▶ Action item
Find how many lines below mention "JSON". Nothing but the number is needed.

====== Input data

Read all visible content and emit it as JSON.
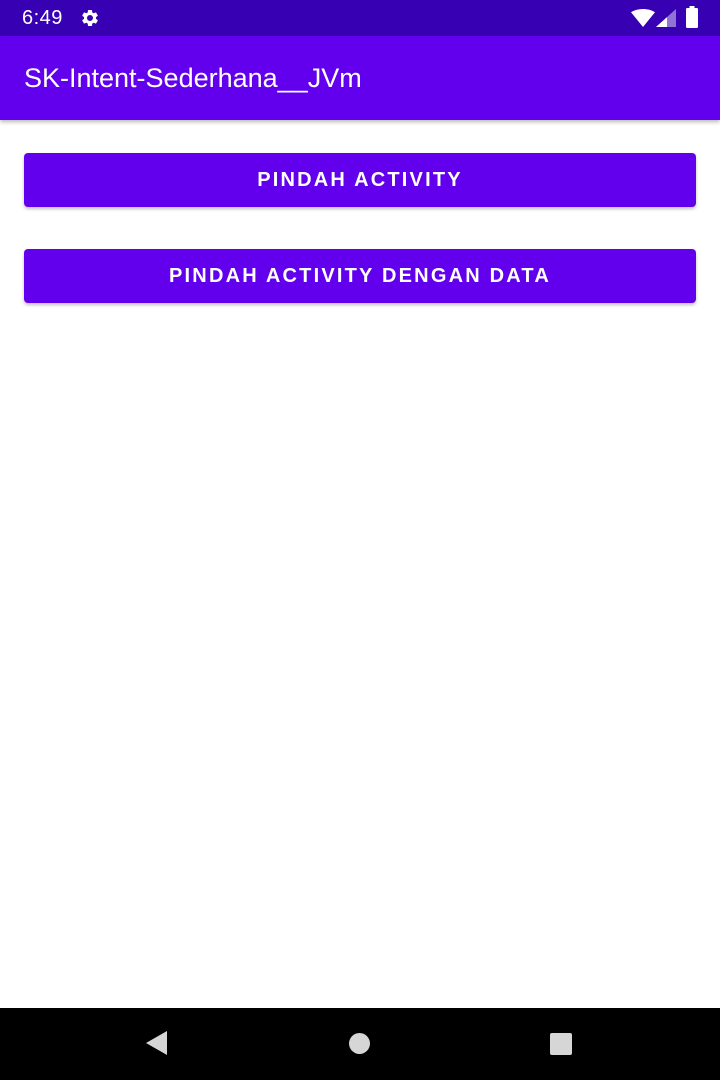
{
  "status_bar": {
    "time": "6:49",
    "icons": [
      "gear-icon",
      "wifi-icon",
      "signal-icon",
      "battery-icon"
    ],
    "background": "#3700b3"
  },
  "app_bar": {
    "title": "SK-Intent-Sederhana__JVm",
    "background": "#6200ee"
  },
  "buttons": [
    {
      "label": "PINDAH ACTIVITY"
    },
    {
      "label": "PINDAH ACTIVITY DENGAN DATA"
    }
  ],
  "colors": {
    "primary": "#6200ee",
    "primary_dark": "#3700b3",
    "on_primary": "#ffffff"
  },
  "nav_bar": {
    "icons": [
      "back-icon",
      "home-icon",
      "recents-icon"
    ]
  }
}
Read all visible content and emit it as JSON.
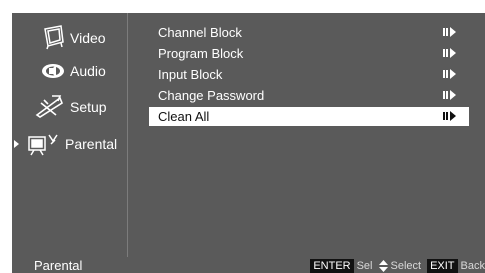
{
  "sidebar": {
    "items": [
      {
        "label": "Video",
        "icon": "tv-icon",
        "selected": false
      },
      {
        "label": "Audio",
        "icon": "speaker-icon",
        "selected": false
      },
      {
        "label": "Setup",
        "icon": "tools-icon",
        "selected": false
      },
      {
        "label": "Parental",
        "icon": "parental-icon",
        "selected": true
      }
    ]
  },
  "menu": {
    "items": [
      {
        "label": "Channel Block",
        "icon": "enter-arrow-icon",
        "selected": false
      },
      {
        "label": "Program Block",
        "icon": "enter-arrow-icon",
        "selected": false
      },
      {
        "label": "Input Block",
        "icon": "enter-arrow-icon",
        "selected": false
      },
      {
        "label": "Change Password",
        "icon": "enter-arrow-icon",
        "selected": false
      },
      {
        "label": "Clean All",
        "icon": "enter-arrow-icon",
        "selected": true
      }
    ]
  },
  "statusbar": {
    "title": "Parental",
    "hints": [
      {
        "key": "ENTER",
        "text": "Sel"
      },
      {
        "key": "⬍",
        "text": "Select"
      },
      {
        "key": "EXIT",
        "text": "Back"
      }
    ]
  },
  "colors": {
    "background": "#5a5a5a",
    "highlight": "#ffffff",
    "text": "#ffffff",
    "key_badge": "#111111"
  }
}
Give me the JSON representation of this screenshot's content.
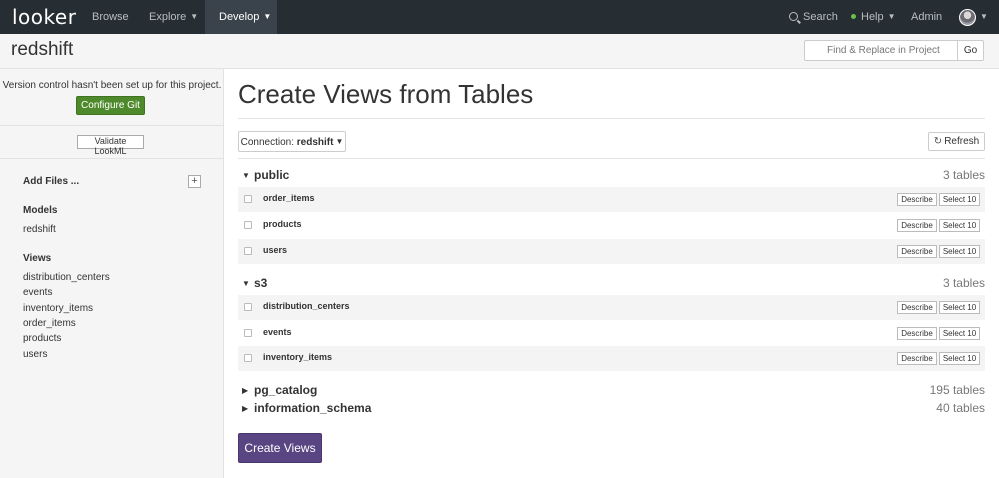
{
  "nav": {
    "logo": "looker",
    "browse": "Browse",
    "explore": "Explore",
    "develop": "Develop",
    "search": "Search",
    "help": "Help",
    "admin": "Admin"
  },
  "project": {
    "title": "redshift",
    "find_placeholder": "Find & Replace in Project",
    "go_label": "Go"
  },
  "sidebar": {
    "version_msg": "Version control hasn't been set up for this project.",
    "configure_git": "Configure Git",
    "validate": "Validate LookML",
    "add_files": "Add Files ...",
    "add_files_icon": "+",
    "models_heading": "Models",
    "models": [
      "redshift"
    ],
    "views_heading": "Views",
    "views": [
      "distribution_centers",
      "events",
      "inventory_items",
      "order_items",
      "products",
      "users"
    ]
  },
  "main": {
    "title": "Create Views from Tables",
    "connection_label": "Connection:",
    "connection_value": "redshift",
    "refresh": "Refresh",
    "describe_label": "Describe",
    "select_label": "Select 10",
    "create_views": "Create Views",
    "schemas": [
      {
        "name": "public",
        "count": "3 tables",
        "expanded": true,
        "tables": [
          "order_items",
          "products",
          "users"
        ]
      },
      {
        "name": "s3",
        "count": "3 tables",
        "expanded": true,
        "tables": [
          "distribution_centers",
          "events",
          "inventory_items"
        ]
      },
      {
        "name": "pg_catalog",
        "count": "195 tables",
        "expanded": false,
        "tables": []
      },
      {
        "name": "information_schema",
        "count": "40 tables",
        "expanded": false,
        "tables": []
      }
    ]
  },
  "colors": {
    "nav_bg": "#262d33",
    "git_green": "#4e8a2b",
    "create_purple": "#5a4583"
  }
}
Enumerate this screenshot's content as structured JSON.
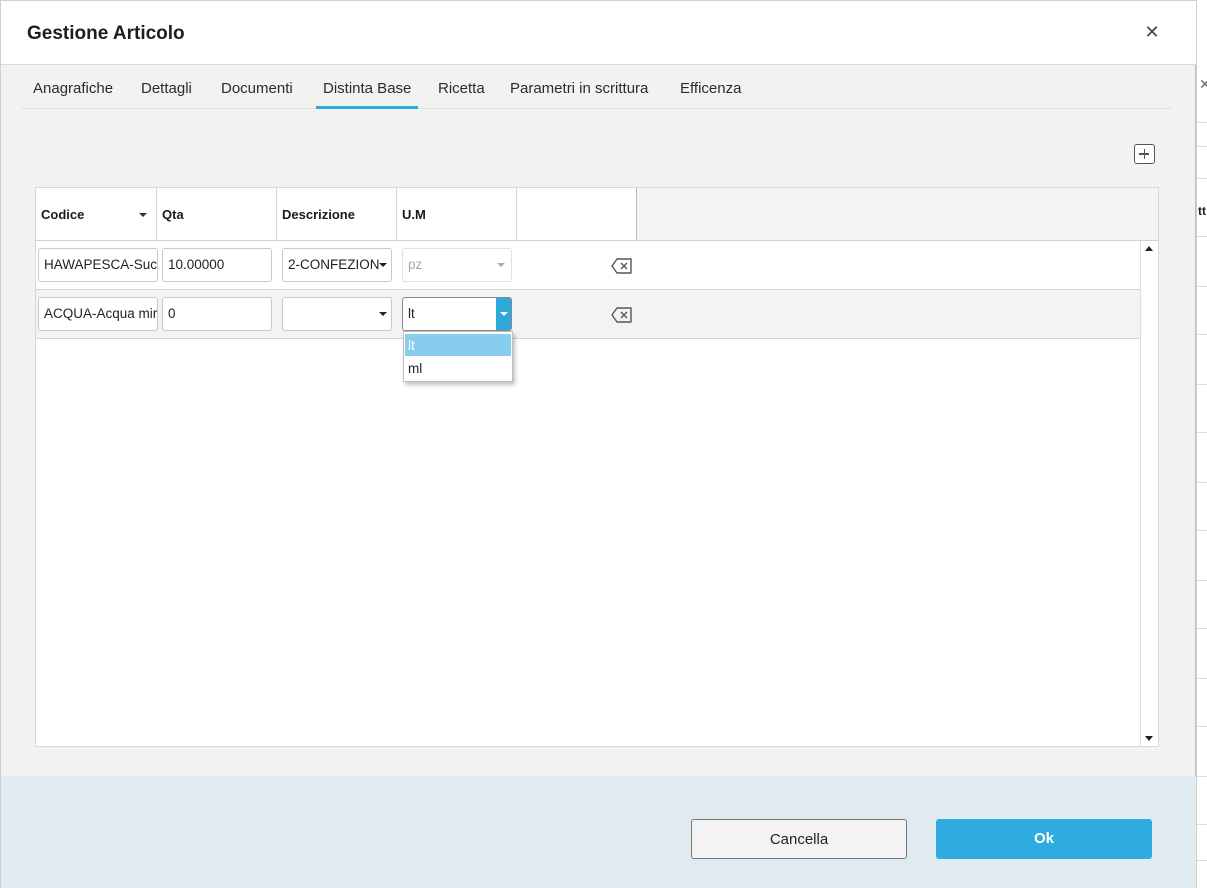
{
  "dialog": {
    "title": "Gestione Articolo"
  },
  "tabs": [
    {
      "label": "Anagrafiche"
    },
    {
      "label": "Dettagli"
    },
    {
      "label": "Documenti"
    },
    {
      "label": "Distinta Base",
      "active": true
    },
    {
      "label": "Ricetta"
    },
    {
      "label": "Parametri in scrittura"
    },
    {
      "label": "Efficenza"
    }
  ],
  "grid": {
    "columns": [
      "Codice",
      "Qta",
      "Descrizione",
      "U.M"
    ],
    "rows": [
      {
        "codice": "HAWAPESCA-Succo",
        "qta": "10.00000",
        "descrizione": "2-CONFEZION",
        "um": "pz",
        "um_disabled": true
      },
      {
        "codice": "ACQUA-Acqua mir",
        "qta": "0",
        "descrizione": "",
        "um": "lt",
        "um_open": true
      }
    ]
  },
  "um_dropdown": {
    "options": [
      "lt",
      "ml"
    ],
    "selected": "lt"
  },
  "footer": {
    "cancel_label": "Cancella",
    "ok_label": "Ok"
  },
  "background": {
    "partial_text": "tt"
  },
  "icons": [
    "close-icon",
    "add-row-icon",
    "sort-caret-icon",
    "delete-row-icon",
    "dropdown-arrow-icon",
    "scroll-up-icon",
    "scroll-down-icon"
  ],
  "colors": {
    "accent": "#2fa8dc",
    "footer_bg": "#e0ebf1",
    "dropdown_selected": "#86cdee"
  }
}
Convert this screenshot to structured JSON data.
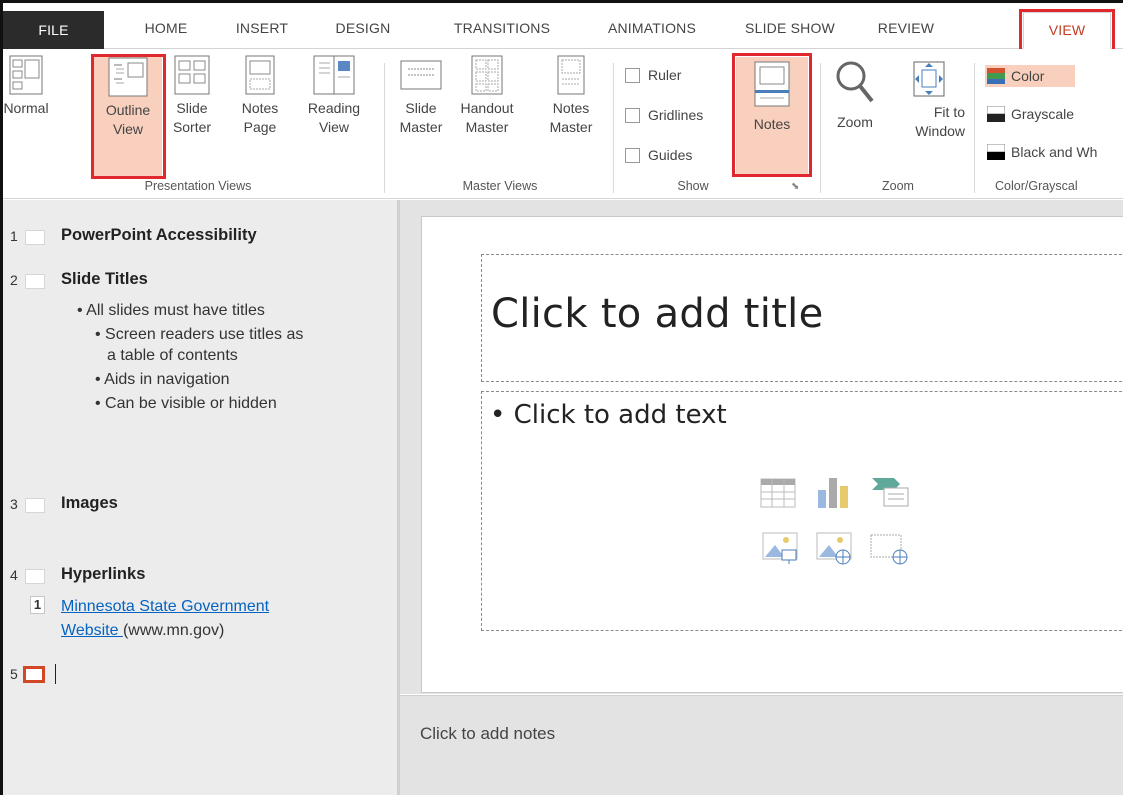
{
  "tabs": {
    "file": "FILE",
    "home": "HOME",
    "insert": "INSERT",
    "design": "DESIGN",
    "transitions": "TRANSITIONS",
    "animations": "ANIMATIONS",
    "slideshow": "SLIDE SHOW",
    "review": "REVIEW",
    "view": "VIEW"
  },
  "ribbon": {
    "presentation_views": {
      "label": "Presentation Views",
      "normal": "Normal",
      "outline": "Outline\nView",
      "sorter": "Slide\nSorter",
      "notes_page": "Notes\nPage",
      "reading": "Reading\nView"
    },
    "master_views": {
      "label": "Master Views",
      "slide_master": "Slide\nMaster",
      "handout_master": "Handout\nMaster",
      "notes_master": "Notes\nMaster"
    },
    "show": {
      "label": "Show",
      "ruler": "Ruler",
      "gridlines": "Gridlines",
      "guides": "Guides",
      "notes": "Notes"
    },
    "zoom": {
      "label": "Zoom",
      "zoom": "Zoom",
      "fit": "Fit to\nWindow"
    },
    "color_grayscale": {
      "label": "Color/Grayscal",
      "color": "Color",
      "grayscale": "Grayscale",
      "bw": "Black and Wh"
    }
  },
  "outline": {
    "slides": [
      {
        "num": "1",
        "title": "PowerPoint Accessibility"
      },
      {
        "num": "2",
        "title": "Slide Titles"
      },
      {
        "num": "3",
        "title": "Images"
      },
      {
        "num": "4",
        "title": "Hyperlinks"
      },
      {
        "num": "5",
        "title": ""
      }
    ],
    "slide2_bullets": [
      "• All slides must have titles",
      "• Screen readers use titles as",
      "a table of contents",
      "• Aids in navigation",
      "• Can be visible or hidden"
    ],
    "link_num": "1",
    "link_text_1": "Minnesota State Government",
    "link_text_2": "Website ",
    "link_suffix": "(www.mn.gov)"
  },
  "slide": {
    "title_placeholder": "Click to add title",
    "body_placeholder": "• Click to add text"
  },
  "notes_placeholder": "Click to add notes",
  "colors": {
    "accent_red": "#e0282e",
    "highlight": "#f8d0bd",
    "file_tab": "#2b2b2b",
    "outline_bg": "#ececec"
  }
}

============

▶ Answer box
5